**Activity:** Reproduce all the data, character for character.

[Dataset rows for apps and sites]
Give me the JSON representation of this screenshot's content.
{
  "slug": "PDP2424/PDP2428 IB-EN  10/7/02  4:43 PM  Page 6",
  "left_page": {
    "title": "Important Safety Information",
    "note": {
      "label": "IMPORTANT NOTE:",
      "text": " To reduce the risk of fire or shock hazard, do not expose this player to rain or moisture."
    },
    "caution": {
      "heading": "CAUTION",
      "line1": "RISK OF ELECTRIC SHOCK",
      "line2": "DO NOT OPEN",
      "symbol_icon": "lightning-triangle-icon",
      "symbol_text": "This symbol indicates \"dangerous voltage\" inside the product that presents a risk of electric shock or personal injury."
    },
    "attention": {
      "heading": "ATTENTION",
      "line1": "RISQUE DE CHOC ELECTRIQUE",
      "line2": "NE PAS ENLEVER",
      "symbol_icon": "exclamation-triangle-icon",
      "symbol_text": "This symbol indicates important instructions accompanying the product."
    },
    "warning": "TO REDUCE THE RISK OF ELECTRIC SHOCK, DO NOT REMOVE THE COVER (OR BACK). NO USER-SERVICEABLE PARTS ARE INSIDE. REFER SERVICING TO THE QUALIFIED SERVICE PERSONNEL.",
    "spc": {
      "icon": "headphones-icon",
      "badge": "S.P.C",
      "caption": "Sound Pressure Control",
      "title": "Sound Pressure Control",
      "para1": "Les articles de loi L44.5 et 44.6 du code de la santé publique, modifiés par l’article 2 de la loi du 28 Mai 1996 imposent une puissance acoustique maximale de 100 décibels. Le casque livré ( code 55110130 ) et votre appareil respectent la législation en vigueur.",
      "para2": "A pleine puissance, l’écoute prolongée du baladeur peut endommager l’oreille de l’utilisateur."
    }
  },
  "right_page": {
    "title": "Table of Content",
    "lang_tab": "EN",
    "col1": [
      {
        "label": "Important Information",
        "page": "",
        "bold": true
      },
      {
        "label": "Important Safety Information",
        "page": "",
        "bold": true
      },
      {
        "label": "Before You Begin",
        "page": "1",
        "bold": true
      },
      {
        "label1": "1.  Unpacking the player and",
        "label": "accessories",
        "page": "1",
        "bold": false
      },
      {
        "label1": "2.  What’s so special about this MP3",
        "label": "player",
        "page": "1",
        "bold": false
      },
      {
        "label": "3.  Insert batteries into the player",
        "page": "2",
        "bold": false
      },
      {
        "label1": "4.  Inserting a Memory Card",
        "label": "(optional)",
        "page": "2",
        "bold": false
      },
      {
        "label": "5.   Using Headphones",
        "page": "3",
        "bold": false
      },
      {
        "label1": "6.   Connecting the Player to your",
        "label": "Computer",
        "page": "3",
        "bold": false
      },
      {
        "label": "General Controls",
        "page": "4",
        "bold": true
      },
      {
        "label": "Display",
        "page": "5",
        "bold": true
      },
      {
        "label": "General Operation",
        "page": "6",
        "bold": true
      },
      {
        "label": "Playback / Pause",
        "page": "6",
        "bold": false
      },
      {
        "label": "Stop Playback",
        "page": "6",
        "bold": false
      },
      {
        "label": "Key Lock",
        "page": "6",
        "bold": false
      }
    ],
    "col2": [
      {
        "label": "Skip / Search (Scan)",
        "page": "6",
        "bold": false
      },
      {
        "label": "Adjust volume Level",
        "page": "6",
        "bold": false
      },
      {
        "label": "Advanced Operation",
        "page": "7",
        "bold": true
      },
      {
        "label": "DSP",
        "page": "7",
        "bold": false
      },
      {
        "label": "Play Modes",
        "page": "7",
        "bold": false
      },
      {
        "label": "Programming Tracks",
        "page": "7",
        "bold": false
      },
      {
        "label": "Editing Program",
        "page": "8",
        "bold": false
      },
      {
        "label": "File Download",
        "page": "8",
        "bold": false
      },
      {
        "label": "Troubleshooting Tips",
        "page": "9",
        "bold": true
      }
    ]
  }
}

**Exercise solution:**
Give me the JSON representation of this screenshot's content.
{
  "slug": "PDP2424/PDP2428 IB-EN  10/7/02  4:43 PM  Page 6",
  "left_page": {
    "title": "Important Safety Information",
    "note": {
      "label": "IMPORTANT NOTE:",
      "text": " To reduce the risk of fire or shock hazard, do not expose this player to rain or moisture."
    },
    "caution": {
      "heading": "CAUTION",
      "line1": "RISK OF ELECTRIC SHOCK",
      "line2": "DO NOT OPEN",
      "symbol_icon": "lightning-triangle-icon",
      "symbol_text": "This symbol indicates \"dangerous voltage\" inside the product that presents a risk of electric shock or personal injury."
    },
    "attention": {
      "heading": "ATTENTION",
      "line1": "RISQUE DE CHOC ELECTRIQUE",
      "line2": "NE PAS ENLEVER",
      "symbol_icon": "exclamation-triangle-icon",
      "symbol_text": "This symbol indicates important instructions accompanying the product."
    },
    "warning": "TO REDUCE THE RISK OF ELECTRIC SHOCK, DO NOT REMOVE THE COVER (OR BACK). NO USER-SERVICEABLE PARTS ARE INSIDE. REFER SERVICING TO THE QUALIFIED SERVICE PERSONNEL.",
    "spc": {
      "icon": "headphones-icon",
      "badge": "S.P.C",
      "caption": "Sound Pressure Control",
      "title": "Sound Pressure Control",
      "para1": "Les articles de loi L44.5 et 44.6 du code de la santé publique, modifiés par l’article 2 de la loi du 28 Mai 1996 imposent une puissance acoustique maximale de 100 décibels. Le casque livré ( code 55110130 ) et votre appareil respectent la législation en vigueur.",
      "para2": "A pleine puissance, l’écoute prolongée du baladeur peut endommager l’oreille de l’utilisateur."
    }
  },
  "right_page": {
    "title": "Table of Content",
    "lang_tab": "EN",
    "col1": [
      {
        "label": "Important Information",
        "page": "",
        "bold": true
      },
      {
        "label": "Important Safety Information",
        "page": "",
        "bold": true
      },
      {
        "label": "Before You Begin",
        "page": "1",
        "bold": true
      },
      {
        "label1": "1.  Unpacking the player and",
        "label": "accessories",
        "page": "1",
        "bold": false
      },
      {
        "label1": "2.  What’s so special about this MP3",
        "label": "player",
        "page": "1",
        "bold": false
      },
      {
        "label": "3.  Insert batteries into the player",
        "page": "2",
        "bold": false
      },
      {
        "label1": "4.  Inserting a Memory Card",
        "label": "(optional)",
        "page": "2",
        "bold": false
      },
      {
        "label": "5.   Using Headphones",
        "page": "3",
        "bold": false
      },
      {
        "label1": "6.   Connecting the Player to your",
        "label": "Computer",
        "page": "3",
        "bold": false
      },
      {
        "label": "General Controls",
        "page": "4",
        "bold": true
      },
      {
        "label": "Display",
        "page": "5",
        "bold": true
      },
      {
        "label": "General Operation",
        "page": "6",
        "bold": true
      },
      {
        "label": "Playback / Pause",
        "page": "6",
        "bold": false
      },
      {
        "label": "Stop Playback",
        "page": "6",
        "bold": false
      },
      {
        "label": "Key Lock",
        "page": "6",
        "bold": false
      }
    ],
    "col2": [
      {
        "label": "Skip / Search (Scan)",
        "page": "6",
        "bold": false
      },
      {
        "label": "Adjust volume Level",
        "page": "6",
        "bold": false
      },
      {
        "label": "Advanced Operation",
        "page": "7",
        "bold": true
      },
      {
        "label": "DSP",
        "page": "7",
        "bold": false
      },
      {
        "label": "Play Modes",
        "page": "7",
        "bold": false
      },
      {
        "label": "Programming Tracks",
        "page": "7",
        "bold": false
      },
      {
        "label": "Editing Program",
        "page": "8",
        "bold": false
      },
      {
        "label": "File Download",
        "page": "8",
        "bold": false
      },
      {
        "label": "Troubleshooting Tips",
        "page": "9",
        "bold": true
      }
    ]
  }
}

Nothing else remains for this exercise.